EXERCISE REQUIREMENTS —
Nothing other than an exact copy of the records should be returned.

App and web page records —
---+---
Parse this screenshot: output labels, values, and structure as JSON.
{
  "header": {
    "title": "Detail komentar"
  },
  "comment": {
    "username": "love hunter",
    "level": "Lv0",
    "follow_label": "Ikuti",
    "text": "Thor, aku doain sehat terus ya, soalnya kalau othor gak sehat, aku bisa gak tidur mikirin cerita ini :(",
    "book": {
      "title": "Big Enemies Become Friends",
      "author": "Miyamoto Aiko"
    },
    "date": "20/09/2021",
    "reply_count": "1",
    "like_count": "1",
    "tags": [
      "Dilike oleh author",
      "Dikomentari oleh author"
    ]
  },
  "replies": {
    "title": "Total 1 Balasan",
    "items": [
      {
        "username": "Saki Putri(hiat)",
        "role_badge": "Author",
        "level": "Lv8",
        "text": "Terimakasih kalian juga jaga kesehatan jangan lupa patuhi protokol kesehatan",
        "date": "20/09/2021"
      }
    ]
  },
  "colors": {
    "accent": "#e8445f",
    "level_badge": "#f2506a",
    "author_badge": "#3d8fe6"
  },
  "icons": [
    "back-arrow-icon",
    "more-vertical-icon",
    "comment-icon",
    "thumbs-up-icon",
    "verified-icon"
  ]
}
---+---
RESULT OF THE TASK —
Parse this screenshot: output labels, values, and structure as JSON.
{
  "header": {
    "title": "Detail komentar"
  },
  "comment": {
    "username": "love hunter",
    "level": "Lv0",
    "follow_label": "Ikuti",
    "text": "Thor, aku doain sehat terus ya, soalnya kalau othor gak sehat, aku bisa gak tidur mikirin cerita ini :(",
    "book": {
      "title": "Big Enemies Become Friends",
      "author": "Miyamoto Aiko"
    },
    "date": "20/09/2021",
    "reply_count": "1",
    "like_count": "1",
    "tags": [
      "Dilike oleh author",
      "Dikomentari oleh author"
    ]
  },
  "replies": {
    "title": "Total 1 Balasan",
    "items": [
      {
        "username": "Saki Putri(hiat)",
        "role_badge": "Author",
        "level": "Lv8",
        "text": "Terimakasih kalian juga jaga kesehatan jangan lupa patuhi protokol kesehatan",
        "date": "20/09/2021"
      }
    ]
  },
  "colors": {
    "accent": "#e8445f",
    "level_badge": "#f2506a",
    "author_badge": "#3d8fe6"
  },
  "icons": [
    "back-arrow-icon",
    "more-vertical-icon",
    "comment-icon",
    "thumbs-up-icon",
    "verified-icon"
  ]
}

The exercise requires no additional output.